App and web page records
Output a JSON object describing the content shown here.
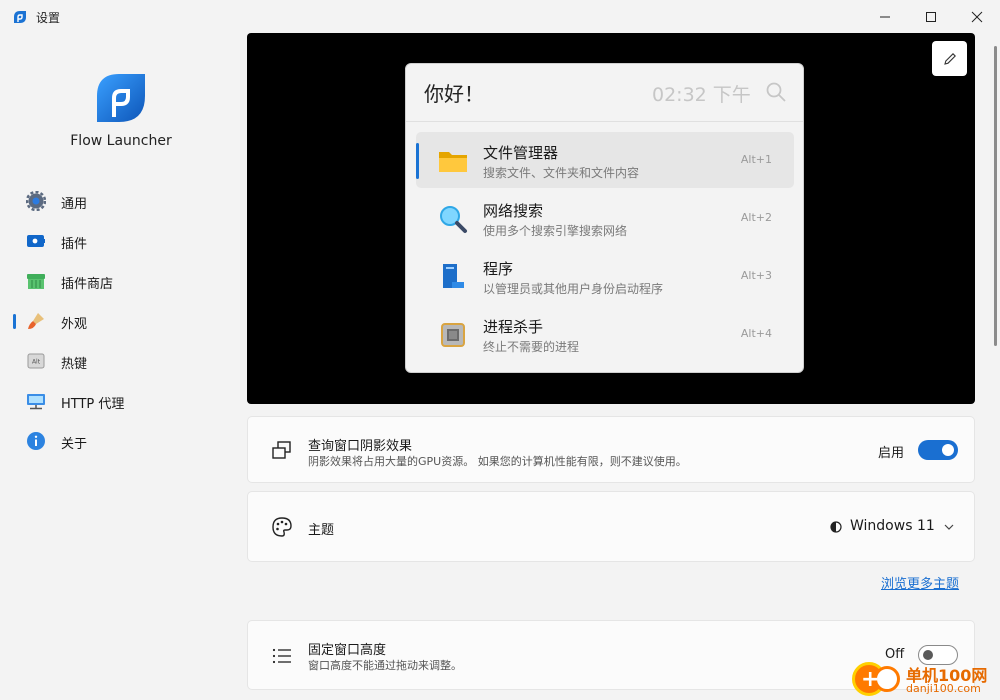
{
  "window": {
    "title": "设置",
    "controls": {
      "minimize": "—",
      "maximize": "☐",
      "close": "✕"
    }
  },
  "sidebar": {
    "brand": "Flow Launcher",
    "items": [
      {
        "label": "通用",
        "icon": "gear-icon"
      },
      {
        "label": "插件",
        "icon": "plugin-icon"
      },
      {
        "label": "插件商店",
        "icon": "store-icon"
      },
      {
        "label": "外观",
        "icon": "paintbrush-icon",
        "selected": true
      },
      {
        "label": "热键",
        "icon": "keyboard-icon"
      },
      {
        "label": "HTTP 代理",
        "icon": "network-icon"
      },
      {
        "label": "关于",
        "icon": "info-icon"
      }
    ]
  },
  "preview": {
    "query": "你好！",
    "clock": "02:32 下午",
    "results": [
      {
        "title": "文件管理器",
        "subtitle": "搜索文件、文件夹和文件内容",
        "hotkey": "Alt+1",
        "icon": "folder-icon"
      },
      {
        "title": "网络搜索",
        "subtitle": "使用多个搜索引擎搜索网络",
        "hotkey": "Alt+2",
        "icon": "magnifier-icon"
      },
      {
        "title": "程序",
        "subtitle": "以管理员或其他用户身份启动程序",
        "hotkey": "Alt+3",
        "icon": "book-icon"
      },
      {
        "title": "进程杀手",
        "subtitle": "终止不需要的进程",
        "hotkey": "Alt+4",
        "icon": "cpu-icon"
      }
    ]
  },
  "settings": {
    "shadow": {
      "title": "查询窗口阴影效果",
      "desc": "阴影效果将占用大量的GPU资源。 如果您的计算机性能有限，则不建议使用。",
      "state_label": "启用",
      "enabled": true
    },
    "theme": {
      "title": "主题",
      "value": "Windows 11"
    },
    "browse_link": "浏览更多主题",
    "fixed_height": {
      "title": "固定窗口高度",
      "desc": "窗口高度不能通过拖动来调整。",
      "state_label": "Off",
      "enabled": false
    }
  },
  "watermark": {
    "line1": "单机100网",
    "line2": "danji100.com"
  },
  "colors": {
    "accent": "#1a6fd1",
    "preview_bg": "#000000",
    "window_bg": "#f3f3f3"
  }
}
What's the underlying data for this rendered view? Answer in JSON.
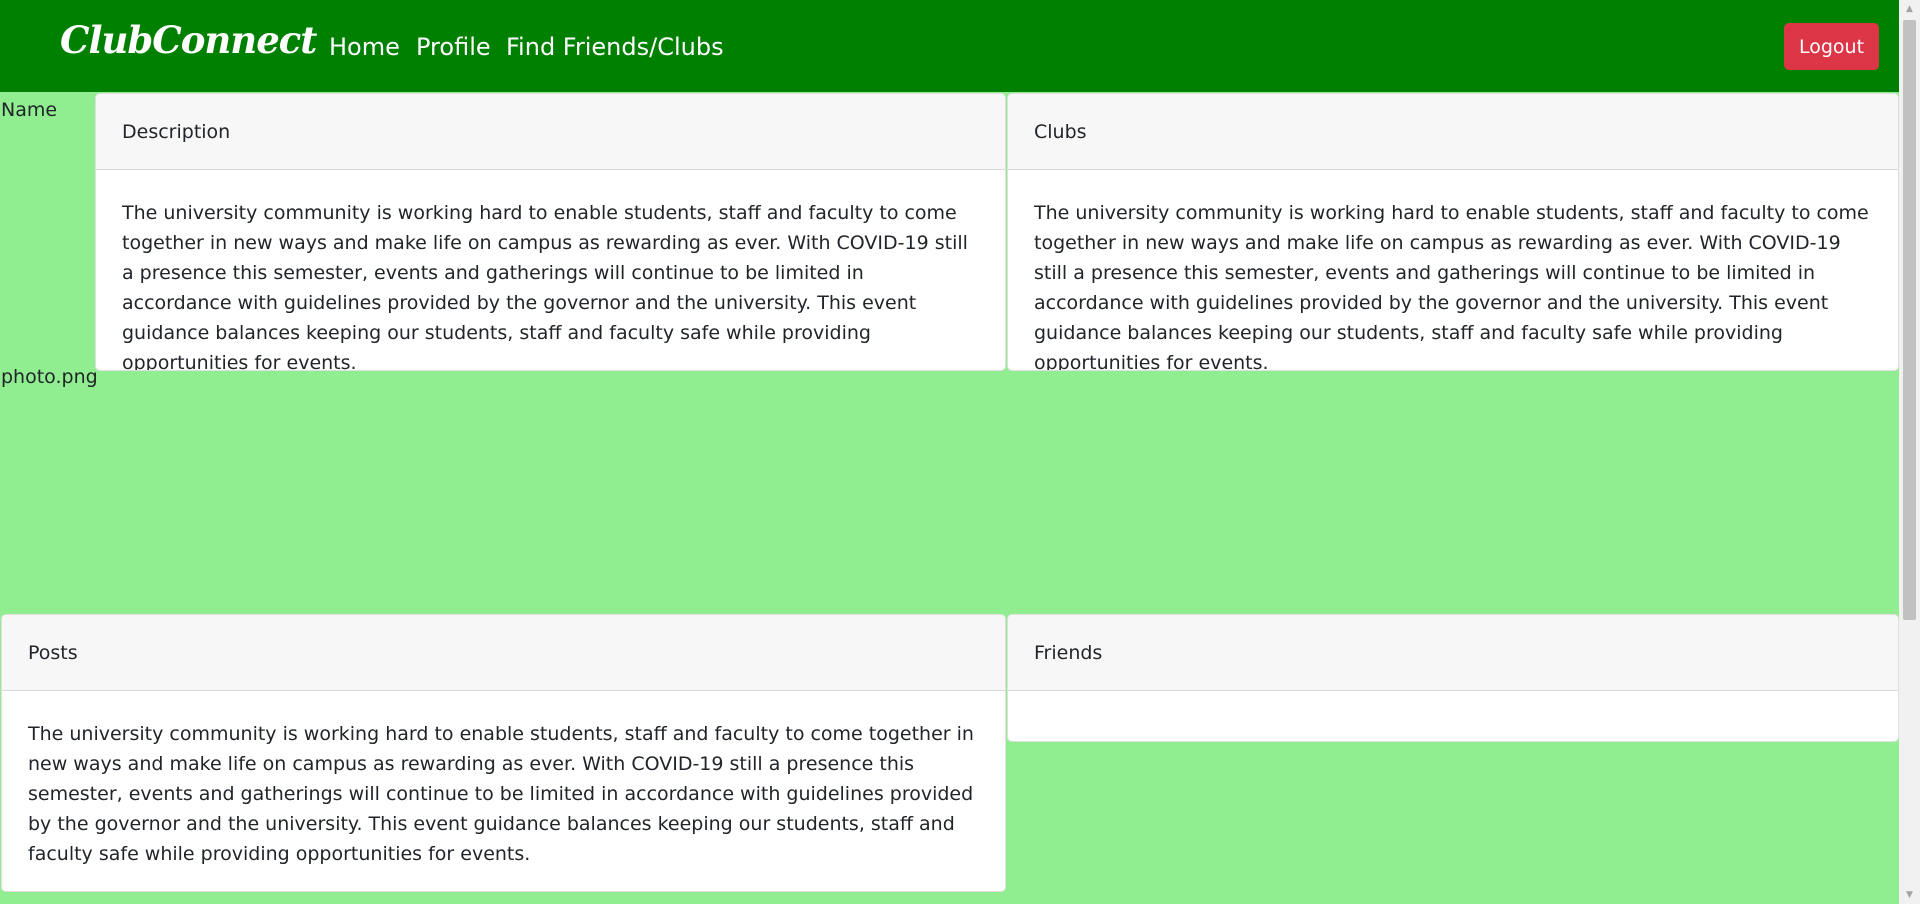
{
  "navbar": {
    "brand": "ClubConnect",
    "links": [
      {
        "label": "Home"
      },
      {
        "label": "Profile"
      },
      {
        "label": "Find Friends/Clubs"
      }
    ],
    "logout_label": "Logout"
  },
  "profile": {
    "name_label": "Name",
    "photo_label": "photo.png"
  },
  "cards": {
    "description": {
      "title": "Description",
      "body": "The university community is working hard to enable students, staff and faculty to come together in new ways and make life on campus as rewarding as ever. With COVID-19 still a presence this semester, events and gatherings will continue to be limited in accordance with guidelines provided by the governor and the university. This event guidance balances keeping our students, staff and faculty safe while providing opportunities for events."
    },
    "clubs": {
      "title": "Clubs",
      "body": "The university community is working hard to enable students, staff and faculty to come together in new ways and make life on campus as rewarding as ever. With COVID-19 still a presence this semester, events and gatherings will continue to be limited in accordance with guidelines provided by the governor and the university. This event guidance balances keeping our students, staff and faculty safe while providing opportunities for events."
    },
    "posts": {
      "title": "Posts",
      "body": "The university community is working hard to enable students, staff and faculty to come together in new ways and make life on campus as rewarding as ever. With COVID-19 still a presence this semester, events and gatherings will continue to be limited in accordance with guidelines provided by the governor and the university. This event guidance balances keeping our students, staff and faculty safe while providing opportunities for events."
    },
    "friends": {
      "title": "Friends",
      "body": ""
    }
  },
  "colors": {
    "navbar": "#008000",
    "page_background": "#90ee90",
    "logout_button": "#dc3545",
    "card_header": "#f7f7f7"
  },
  "icons": {
    "scroll_up": "scroll-up-arrow-icon",
    "scroll_down": "scroll-down-arrow-icon"
  }
}
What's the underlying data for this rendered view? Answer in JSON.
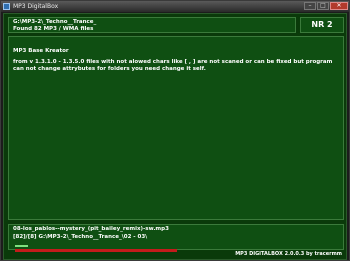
{
  "window": {
    "title": "MP3 DigitalBox",
    "controls": [
      "–",
      "□",
      "✕"
    ]
  },
  "header": {
    "path": "G:\\MP3-2\\_Techno__Trance_",
    "found": "Found 82 MP3 / WMA files",
    "nr": "NR 2"
  },
  "main": {
    "title": "MP3 Base Kreator",
    "text": "from v 1.3.1.0 - 1.3.5.0 files with not alowed chars like [ , ] are not scaned or can be fixed but program can not change attrybutes for folders you need change it self."
  },
  "status": {
    "file": "08-los_pablos--mystery_(pit_bailey_remix)-sw.mp3",
    "progress_text": "[82]/[8] G:\\MP3-2\\_Techno__Trance_\\02 - 03\\",
    "green_progress": 0.04,
    "red_progress": 0.5
  },
  "footer": {
    "version": "MP3 DIGITALBOX 2.0.0.3 by tracermm"
  },
  "colors": {
    "panel_bg": "#0f4f12",
    "client_bg": "#0a3a0a",
    "red_bar": "#c31b1b",
    "green_bar": "#7fe07f"
  }
}
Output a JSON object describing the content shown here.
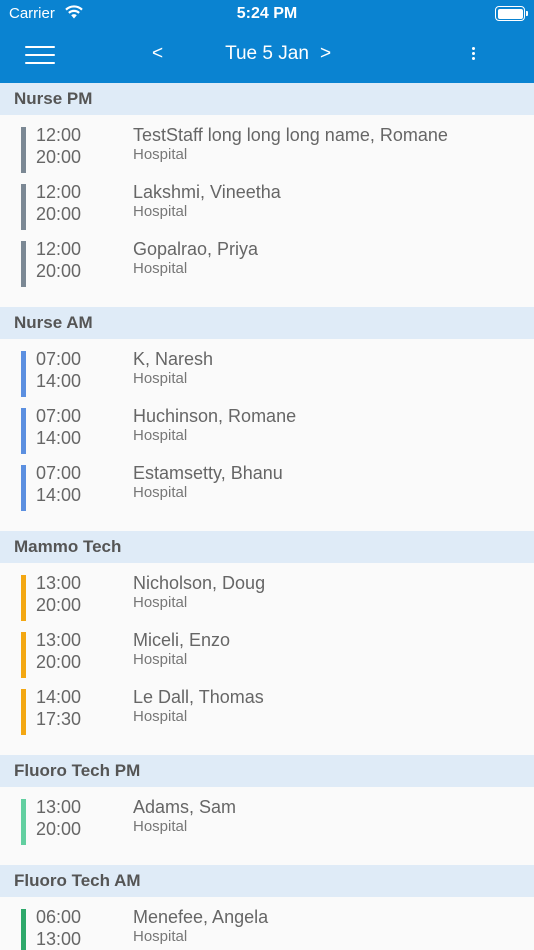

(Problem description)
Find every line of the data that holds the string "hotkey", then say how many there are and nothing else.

(Response)
4